During his academic career, following Professor W. H. Giedt in 1972, Professor Ephraim M. Sparrow served as the Editor of the ASME Journal of Heat Transfer until 1980 when this position was succeeded by Professor K. T. Yang.
In 1979, he cofounded with Professor W. J. Minkowycz the journal titled Numerical Heat Transfer in order to serve as a forum for the dissemination of ideas and research in the field of numerical heat transfer and computational fluid dynamics (CFD). He was the guest editor on many occasions. For example, he was the guest editor of a Biomedical-Related Special Issue in the International Journal of Heat and Mass Transfer with Professor John P. Abraham, University of St. Thomas, in November 2008 . He was co-author with Professors J. P. Abraham, and R. D. Lovik in a paper about “Unsteady, three-dimensional fluid mechanic analysis of blood flow in plaque-narrowed and plaque-freed arteries” in the Biomedical-Related Special Issue . Also, volume 50, Advances in Heat Transfer was edited by Ephraim M. Sparrow, John P. Abraham, and John M. Gorman.1 This volume had six chapters. Professor Ephraim M. Sparrow was the co-author of the first chapter about “Enhancement of Jet Impingement Heat Transfer by Means of Jet Axis Switching” .
Furthermore, the contributions of Professor Ephraim M. Sparrow have spanned many areas and have been recognized by numerous honors and awards. They include: Max Jakob Memorial Award in 1976, Member of the National Academy of Engineering in 1986, Monie A. Ferst Award in 1993, Fellow of the American Society of Mechanical Engineers (ASME), and the ASME Ralph Coates Roe Medal.

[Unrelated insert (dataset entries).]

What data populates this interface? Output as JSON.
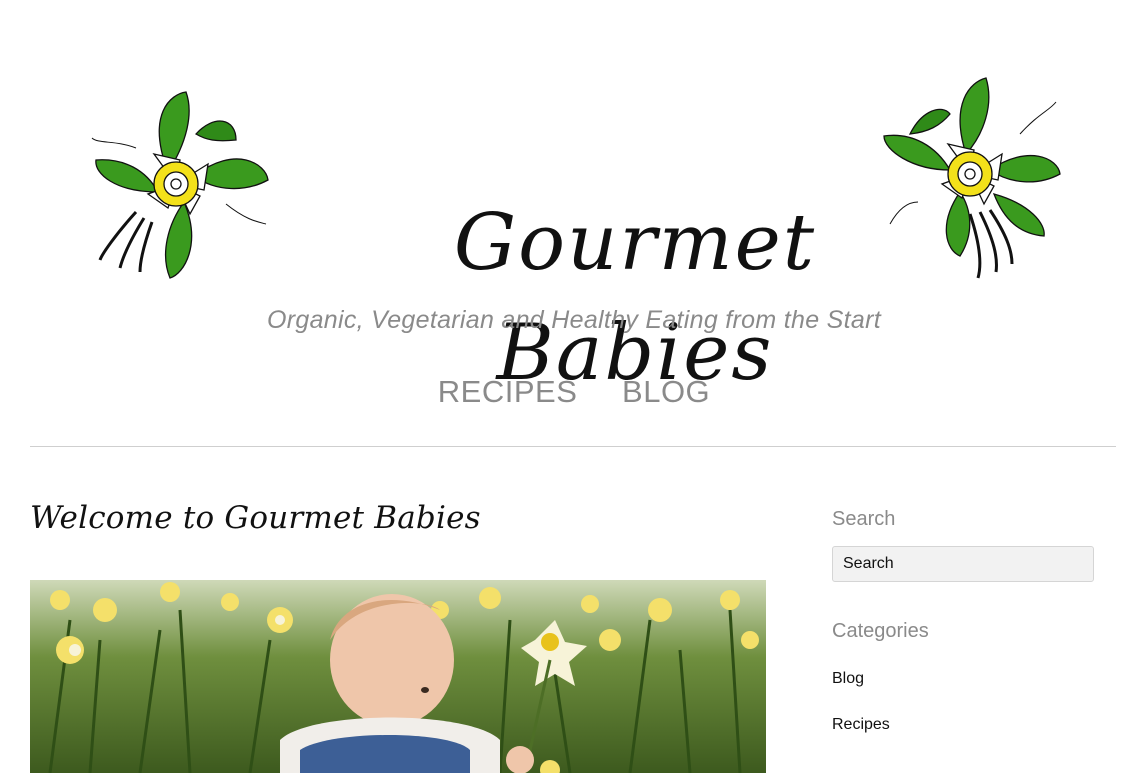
{
  "header": {
    "title": "Gourmet Babies",
    "tagline": "Organic, Vegetarian and Healthy Eating from the Start"
  },
  "nav": {
    "items": [
      {
        "label": "RECIPES"
      },
      {
        "label": "BLOG"
      }
    ]
  },
  "post": {
    "title": "Welcome to Gourmet Babies"
  },
  "sidebar": {
    "search_title": "Search",
    "search_placeholder": "Search",
    "categories_title": "Categories",
    "categories": [
      {
        "label": "Blog"
      },
      {
        "label": "Recipes"
      }
    ]
  },
  "colors": {
    "leaf_green": "#3a9a1e",
    "flower_yellow": "#f3e11a",
    "muted_text": "#8a8a8a",
    "divider": "#cfcfcf"
  }
}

In July 2020, there will be a Memorial Track of Professor Ephraim Sparrow for celebrating his life and research contributions. This special symposium will be organized by the Heat Transfer Division (HTD) in his memory. Contributions for this symposium are solicited from all pertinent technical topic areas involving personal recollections from the three programs: ICNMM 2020, SHTC 2020, and FEDSM 2020 at Rosen Shingle Creek, Orlando, FL, July 12–15, 2020.2
It is hard to find proper words to express our feelings at this sad moment, but without any doubt the professional community will remember Professor Ephraim M. Sparrow as an excellent and prolific scientist, teacher, mentor and above all a pleasant and honest person, and a highly respectful colleague with an outstanding character and ethics. We will all miss him dearly.